◆ Prompt
The full set of entries, reproduced exactly, is the expected answer.

──────── Records

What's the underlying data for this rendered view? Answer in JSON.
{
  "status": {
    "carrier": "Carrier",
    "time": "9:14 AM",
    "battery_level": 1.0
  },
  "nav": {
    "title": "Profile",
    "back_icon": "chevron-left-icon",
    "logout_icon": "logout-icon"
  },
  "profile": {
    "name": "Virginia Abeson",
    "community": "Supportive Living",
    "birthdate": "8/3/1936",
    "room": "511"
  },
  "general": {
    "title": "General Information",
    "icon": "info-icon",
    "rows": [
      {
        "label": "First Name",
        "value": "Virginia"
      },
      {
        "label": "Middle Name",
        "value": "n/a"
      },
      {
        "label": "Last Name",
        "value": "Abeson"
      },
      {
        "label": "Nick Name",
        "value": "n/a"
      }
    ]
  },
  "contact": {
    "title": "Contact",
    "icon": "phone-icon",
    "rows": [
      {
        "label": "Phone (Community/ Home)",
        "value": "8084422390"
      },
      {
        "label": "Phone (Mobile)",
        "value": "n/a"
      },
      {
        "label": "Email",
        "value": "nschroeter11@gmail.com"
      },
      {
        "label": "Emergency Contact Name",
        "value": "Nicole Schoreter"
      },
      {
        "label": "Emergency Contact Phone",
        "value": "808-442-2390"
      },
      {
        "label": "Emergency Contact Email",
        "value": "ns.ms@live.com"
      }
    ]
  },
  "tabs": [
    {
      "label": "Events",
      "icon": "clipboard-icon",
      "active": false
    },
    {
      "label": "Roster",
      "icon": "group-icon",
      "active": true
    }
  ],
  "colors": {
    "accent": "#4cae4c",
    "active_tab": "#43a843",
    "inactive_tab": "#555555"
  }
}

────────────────

◆ Output for this task
What's the underlying data for this rendered view? Answer in JSON.
{
  "status": {
    "carrier": "Carrier",
    "time": "9:14 AM",
    "battery_level": 1.0
  },
  "nav": {
    "title": "Profile",
    "back_icon": "chevron-left-icon",
    "logout_icon": "logout-icon"
  },
  "profile": {
    "name": "Virginia Abeson",
    "community": "Supportive Living",
    "birthdate": "8/3/1936",
    "room": "511"
  },
  "general": {
    "title": "General Information",
    "icon": "info-icon",
    "rows": [
      {
        "label": "First Name",
        "value": "Virginia"
      },
      {
        "label": "Middle Name",
        "value": "n/a"
      },
      {
        "label": "Last Name",
        "value": "Abeson"
      },
      {
        "label": "Nick Name",
        "value": "n/a"
      }
    ]
  },
  "contact": {
    "title": "Contact",
    "icon": "phone-icon",
    "rows": [
      {
        "label": "Phone (Community/ Home)",
        "value": "8084422390"
      },
      {
        "label": "Phone (Mobile)",
        "value": "n/a"
      },
      {
        "label": "Email",
        "value": "nschroeter11@gmail.com"
      },
      {
        "label": "Emergency Contact Name",
        "value": "Nicole Schoreter"
      },
      {
        "label": "Emergency Contact Phone",
        "value": "808-442-2390"
      },
      {
        "label": "Emergency Contact Email",
        "value": "ns.ms@live.com"
      }
    ]
  },
  "tabs": [
    {
      "label": "Events",
      "icon": "clipboard-icon",
      "active": false
    },
    {
      "label": "Roster",
      "icon": "group-icon",
      "active": true
    }
  ],
  "colors": {
    "accent": "#4cae4c",
    "active_tab": "#43a843",
    "inactive_tab": "#555555"
  }
}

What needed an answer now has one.